So let me start off by saying that you cannot use a Record #043 (or any grooving plane, really) to make a stopped groove. Didn’t take me but a few passes to realize the skate was going to cause issues with that.
(EDIT: This is slightly inaccurate. I should say, “you cannot use JUST a Record #043 to make stopped grooves”. Not sure why I didn’t think to use my little #271 to finish up what I couldn’t get with the plow plane before… Also going to research quirk routers and carriage maker planes a bit to see how they might work.)
Ah, well. Blended shop it is… out came the palm router with the 1/4″ bit. After a few minutes of setup, it was ready to go and the grooves were grooved. Can I get back to my iTouch now?
Then… life happened. Nothing big, just… life. Things to do, baby gets sick, family visits – you know, “life”. My other worldly challenges seem to be severely impacting my ability to get into the shop with any regularity these days. I find maybe an hour or two in a week to get down there. And sometimes I end up just cleaning or doing some organization or… sharpening of tools. And an hour isn’t enough to make headway on most of that, much less also work on the current project on the bench.

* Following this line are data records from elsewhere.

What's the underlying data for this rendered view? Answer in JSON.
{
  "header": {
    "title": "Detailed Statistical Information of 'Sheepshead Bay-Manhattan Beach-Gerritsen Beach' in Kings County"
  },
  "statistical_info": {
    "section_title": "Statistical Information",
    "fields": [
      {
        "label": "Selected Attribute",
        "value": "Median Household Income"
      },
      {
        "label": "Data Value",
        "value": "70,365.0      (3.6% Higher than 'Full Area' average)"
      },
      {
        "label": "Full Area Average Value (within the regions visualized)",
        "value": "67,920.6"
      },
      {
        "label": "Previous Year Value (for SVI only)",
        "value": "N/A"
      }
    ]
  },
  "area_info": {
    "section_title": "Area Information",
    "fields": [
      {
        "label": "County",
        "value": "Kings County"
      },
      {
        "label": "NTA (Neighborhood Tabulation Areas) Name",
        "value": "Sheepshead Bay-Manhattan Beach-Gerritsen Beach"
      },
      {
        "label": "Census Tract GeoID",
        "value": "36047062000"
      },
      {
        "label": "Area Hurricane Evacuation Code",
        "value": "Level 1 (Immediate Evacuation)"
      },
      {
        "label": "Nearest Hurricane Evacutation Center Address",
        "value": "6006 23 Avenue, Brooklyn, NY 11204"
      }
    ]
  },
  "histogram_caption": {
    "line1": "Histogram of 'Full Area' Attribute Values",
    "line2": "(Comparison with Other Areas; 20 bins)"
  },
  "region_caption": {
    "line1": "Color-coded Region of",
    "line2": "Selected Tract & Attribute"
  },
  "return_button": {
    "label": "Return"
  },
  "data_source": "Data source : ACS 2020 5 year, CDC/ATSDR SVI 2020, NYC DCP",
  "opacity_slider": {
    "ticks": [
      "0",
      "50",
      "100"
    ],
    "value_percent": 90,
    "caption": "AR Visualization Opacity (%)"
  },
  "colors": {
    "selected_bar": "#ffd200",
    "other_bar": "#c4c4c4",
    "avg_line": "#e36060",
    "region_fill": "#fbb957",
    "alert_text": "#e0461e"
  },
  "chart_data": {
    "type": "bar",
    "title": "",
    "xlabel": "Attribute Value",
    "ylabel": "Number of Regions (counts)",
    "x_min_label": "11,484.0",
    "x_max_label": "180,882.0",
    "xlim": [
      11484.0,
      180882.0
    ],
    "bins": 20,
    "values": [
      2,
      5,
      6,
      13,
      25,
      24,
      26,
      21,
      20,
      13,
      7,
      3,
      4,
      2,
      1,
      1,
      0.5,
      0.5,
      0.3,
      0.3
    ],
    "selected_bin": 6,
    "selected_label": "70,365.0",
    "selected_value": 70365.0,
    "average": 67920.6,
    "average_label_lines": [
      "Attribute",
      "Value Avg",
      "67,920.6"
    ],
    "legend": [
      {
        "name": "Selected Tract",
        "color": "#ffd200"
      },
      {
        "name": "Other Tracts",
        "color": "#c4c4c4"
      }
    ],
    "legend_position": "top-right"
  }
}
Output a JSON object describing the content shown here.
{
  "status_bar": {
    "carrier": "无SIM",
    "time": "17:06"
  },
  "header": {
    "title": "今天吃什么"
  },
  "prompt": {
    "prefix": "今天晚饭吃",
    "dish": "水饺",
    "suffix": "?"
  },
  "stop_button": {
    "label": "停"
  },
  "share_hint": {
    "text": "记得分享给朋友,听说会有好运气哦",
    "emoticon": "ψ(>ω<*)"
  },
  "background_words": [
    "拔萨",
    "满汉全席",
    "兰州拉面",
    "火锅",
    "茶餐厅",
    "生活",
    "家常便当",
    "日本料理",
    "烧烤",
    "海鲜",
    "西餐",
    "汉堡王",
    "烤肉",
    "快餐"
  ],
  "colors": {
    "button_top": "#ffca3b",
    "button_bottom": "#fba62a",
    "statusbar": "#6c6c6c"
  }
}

Last night I listened to Game #3 of the World Series (again… nice to be in a “hand tool mostly” shop) while I mortised the lock for the box. Ugh. Talk about nervous. The easiest time to mortise such a lock is when the box is not yet assembled. I just get a bit antsy doing work like this when I’m already behind schedule and really don’t want to cut a new board if I mess it up.
But slow and steady wins the race, as they say. (You know… “them”.) It helps that I use higher quality locks from Whitechapel LTD; they are made in England and somewhat costly, but the relative ease of installation is worth it, as is the good feeling I get from knowing I’m using quality products. When it comes to my woodworking, I avoid anything with “Made In China” located on it at all costs… even if it means passing a higher product price on to the customer.
Take your time, use a sharp marking knife, score lightly the first few passes, then remove the bulk of the waste with whatever method suits you. I chose to chop it out with bench chisels. It was mostly paring with just the occasional chopping, so I didn’t miss Pujols’ first home run.
Or the second one.
Or the third one, for that matter. 🙂 (It would probably be easier to motivate myself to find shop time if I got to listen to a game like THAT every time!) Then remove the final bit with a small router, like the Stanley #271.
I started with the recessed bit on the edge of the board. Made a few light chops, then picked up the #271, set the depth (using that part of the lock itself to get the proper depth), clamped two pieces of scrap side pieces to either side of the area I was mortising (to better support the #271) and cleaned out the waste. It was remarkably easy and much safer and quieter than the palm router.
Then I worked on the mortising of the inside face (this is the part that is easier when the box is not assembled). First I worked on the deeper inside mortise so I could still use the other area to further support the #271 when I was cleaning out the bottom of it. Then it was the top two ledges where the screws will mount it to the box. Before it can be pressed into place, you have to drill the hole for the lock pin. I used a pencil to put a bit of graphite on the pin, lined it up as best I could, and pressed it mostly into place. When I removed it, a small indentation with a smudge of pencil lead showed me where to drill.
If you take your time, think it all out, and enjoy the process, you end up with something like this…
… and that’s a good thing.
(Oh, come on… when you do something this nice and neat, it only seems fitting to channel Martha!)